All of the records should be reproduced word for word, but no images may appear in the copy.
[Dataset excerpts Boundary: Start]
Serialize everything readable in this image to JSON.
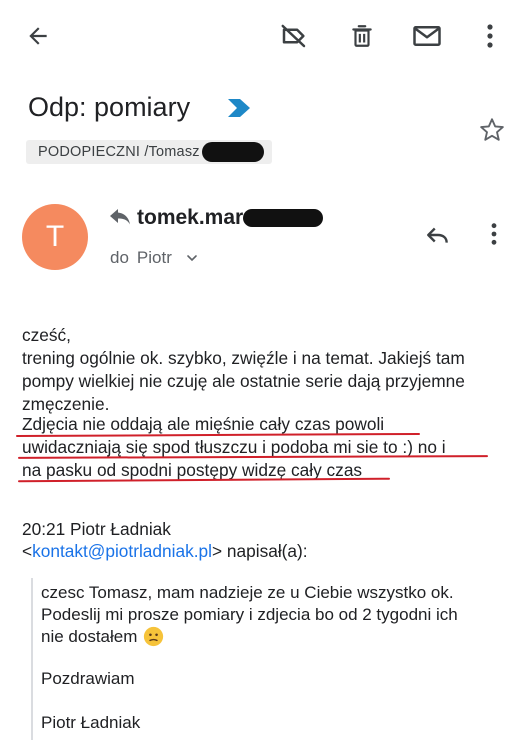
{
  "toolbar": {
    "back": "back-arrow-icon",
    "label": "label-off-icon",
    "delete": "trash-icon",
    "unread": "mail-icon",
    "more": "more-vert-icon"
  },
  "subject": "Odp: pomiary",
  "label_chip": "PODOPIECZNI /Tomasz",
  "sender": {
    "avatar_letter": "T",
    "avatar_color": "#f58a5f",
    "name": "tomek.mar",
    "recipient_prefix": "do",
    "recipient": "Piotr"
  },
  "body": {
    "lines": [
      "cześć,",
      "trening ogólnie ok. szybko, zwięźle i na temat. Jakiejś tam",
      "pompy wielkiej nie czuję ale ostatnie serie dają przyjemne",
      "zmęczenie.",
      "Zdjęcia nie oddają ale mięśnie cały czas powoli",
      "uwidaczniają się spod tłuszczu i podoba mi sie to :) no i",
      "na pasku od spodni postępy widzę cały czas"
    ]
  },
  "quoted_header": {
    "line1": "20:21 Piotr Ładniak",
    "email_open": "<",
    "email": "kontakt@piotrladniak.pl",
    "email_close": "> napisał(a):"
  },
  "quote": {
    "line1": "czesc Tomasz, mam nadzieje ze u Ciebie wszystko ok.",
    "line2": "Podeslij mi prosze pomiary i zdjecia bo od 2 tygodni ich",
    "line3": "nie dostałem",
    "greeting": "Pozdrawiam",
    "signature": "Piotr Ładniak"
  },
  "colors": {
    "underline": "#d0202a",
    "link": "#1a73e8",
    "importance": "#1e88c7"
  }
}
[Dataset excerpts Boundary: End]
#### Answer for the task
Serialize everything readable in this image to JSON.
{
  "toolbar": {
    "back": "back-arrow-icon",
    "label": "label-off-icon",
    "delete": "trash-icon",
    "unread": "mail-icon",
    "more": "more-vert-icon"
  },
  "subject": "Odp: pomiary",
  "label_chip": "PODOPIECZNI /Tomasz",
  "sender": {
    "avatar_letter": "T",
    "avatar_color": "#f58a5f",
    "name": "tomek.mar",
    "recipient_prefix": "do",
    "recipient": "Piotr"
  },
  "body": {
    "lines": [
      "cześć,",
      "trening ogólnie ok. szybko, zwięźle i na temat. Jakiejś tam",
      "pompy wielkiej nie czuję ale ostatnie serie dają przyjemne",
      "zmęczenie.",
      "Zdjęcia nie oddają ale mięśnie cały czas powoli",
      "uwidaczniają się spod tłuszczu i podoba mi sie to :) no i",
      "na pasku od spodni postępy widzę cały czas"
    ]
  },
  "quoted_header": {
    "line1": "20:21 Piotr Ładniak",
    "email_open": "<",
    "email": "kontakt@piotrladniak.pl",
    "email_close": "> napisał(a):"
  },
  "quote": {
    "line1": "czesc Tomasz, mam nadzieje ze u Ciebie wszystko ok.",
    "line2": "Podeslij mi prosze pomiary i zdjecia bo od 2 tygodni ich",
    "line3": "nie dostałem",
    "greeting": "Pozdrawiam",
    "signature": "Piotr Ładniak"
  },
  "colors": {
    "underline": "#d0202a",
    "link": "#1a73e8",
    "importance": "#1e88c7"
  }
}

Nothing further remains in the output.